Even though the oil sector accounts for less than 10 percent of the country’s economic output, the non-oil sector remains highly dependent on the earnings from the sector which accounts for more than 90 percent of export earnings.
Troubles in the oil sector plunged the country into its first recession in 2016 when economic output declined by -1.58 percent.
Even though the country is out of recession, many analysts say the growth is still very fragile because it is mainly supported by higher oil prices and production.
Before the recent plunge in oil prices, Nigeria was used to earning over $100 from each barrel of crude oil exported, coupled with a record of over 2 million barrels per day of production.
However, analysts have argued that increase in production barrels and higher oil prices are not enough to propel growth in the country’s economy.
“The growth rate still lags far behind where Nigeria should be,” said Razia Khan, chief economist for Africa at Standard Chartered, although she noted that the full-year growth was higher than the 0.7 percent forecast by her bank.
“… higher oil prices alone are not going to be sufficient to provide a really strong lift to the GDP numbers,” she was quoted by Reuters as saying.
But analysts at Standard Chartered Bank Research noted that Nigeria’s growth rate of 0.83 percent was slightly above their expectation of 0.7 percent.
“The economy continued on its steady pace of recovery, driven mainly by the rebound in the oil sector. However, in Q4 the non-oil sector showed some signs of recovery after being depressed for most of the year.
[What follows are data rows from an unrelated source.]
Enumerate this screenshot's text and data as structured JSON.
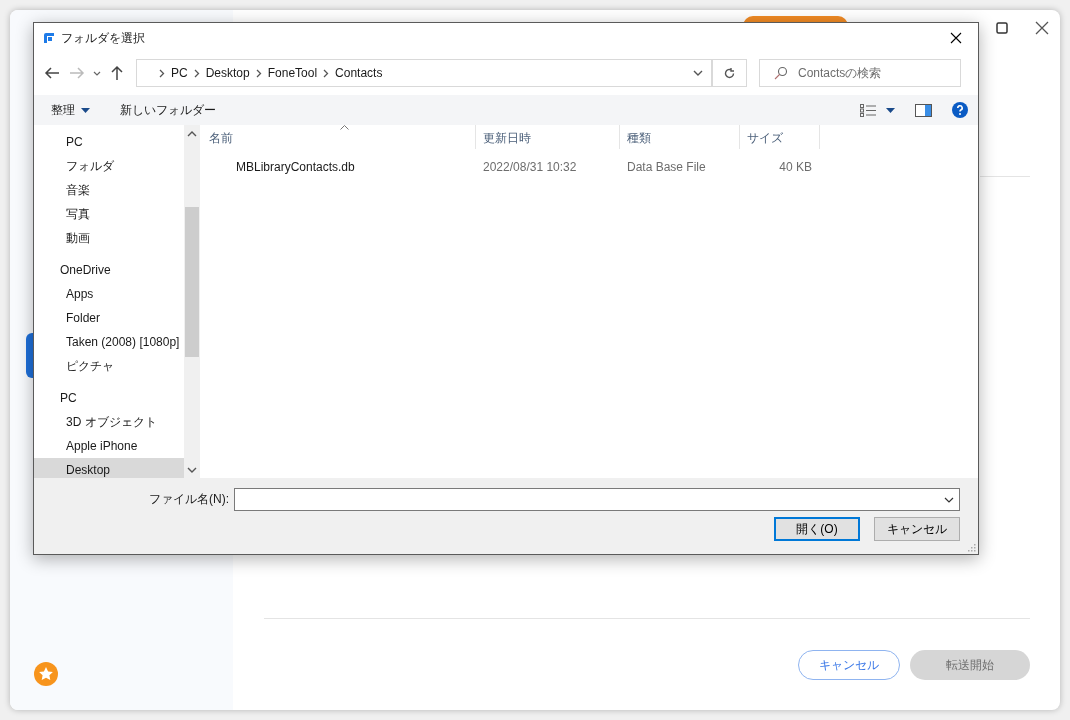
{
  "app": {
    "buttons": [
      {
        "label": "キャンセル",
        "kind": "outline",
        "disabled": false
      },
      {
        "label": "転送開始",
        "kind": "primary",
        "disabled": true
      }
    ]
  },
  "dialog": {
    "title": "フォルダを選択",
    "breadcrumb": [
      "PC",
      "Desktop",
      "FoneTool",
      "Contacts"
    ],
    "search": {
      "placeholder": "Contactsの検索"
    },
    "toolbar": {
      "organize": "整理",
      "new_folder": "新しいフォルダー"
    },
    "nav_tree": [
      {
        "children": [
          {
            "label": "PC",
            "selected": false
          },
          {
            "label": "フォルダ",
            "selected": false
          },
          {
            "label": "音楽",
            "selected": false
          },
          {
            "label": "写真",
            "selected": false
          },
          {
            "label": "動画",
            "selected": false
          }
        ]
      },
      {
        "label": "OneDrive",
        "selected": false,
        "children": [
          {
            "label": "Apps",
            "selected": false
          },
          {
            "label": "Folder",
            "selected": false
          },
          {
            "label": "Taken (2008) [1080p]",
            "selected": false
          },
          {
            "label": "ピクチャ",
            "selected": false
          }
        ]
      },
      {
        "label": "PC",
        "selected": false,
        "children": [
          {
            "label": "3D オブジェクト",
            "selected": false
          },
          {
            "label": "Apple iPhone",
            "selected": false
          },
          {
            "label": "Desktop",
            "selected": true
          }
        ]
      }
    ],
    "columns": [
      {
        "label": "名前",
        "sorted": true
      },
      {
        "label": "更新日時",
        "sorted": false
      },
      {
        "label": "種類",
        "sorted": false
      },
      {
        "label": "サイズ",
        "sorted": false
      }
    ],
    "files": [
      {
        "name": "MBLibraryContacts.db",
        "modified": "2022/08/31 10:32",
        "type": "Data Base File",
        "size": "40 KB",
        "selected": false
      }
    ],
    "filename": {
      "label": "ファイル名(N):"
    },
    "buttons": [
      {
        "label": "開く(O)",
        "default": true
      },
      {
        "label": "キャンセル",
        "default": false
      }
    ]
  }
}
We maintain that risks to our 2.5 percent growth forecast for 2018 are probably skewed to the upside, should oil production remain above our assumption of 1.75m bpd and should access to credit for the non-oil sector be easier to obtain compared to last year”
But despite the growth in GDP, analysts at Standard Chartered Research say private sector consumption expenditure will recover only slowly through the course of the next 12 months and will probably not recover to the pre-2014 levels any time soon.
“In fact, we believe that real wages have actually been declining for much of the last either years, making it difficult for a massive improvement in consumer sentiment based on our expectation of a 2.5 percent real GDP growth rate in 2018. Having said that, government expenditure will continue to be highly correlated with oil price and production levels.”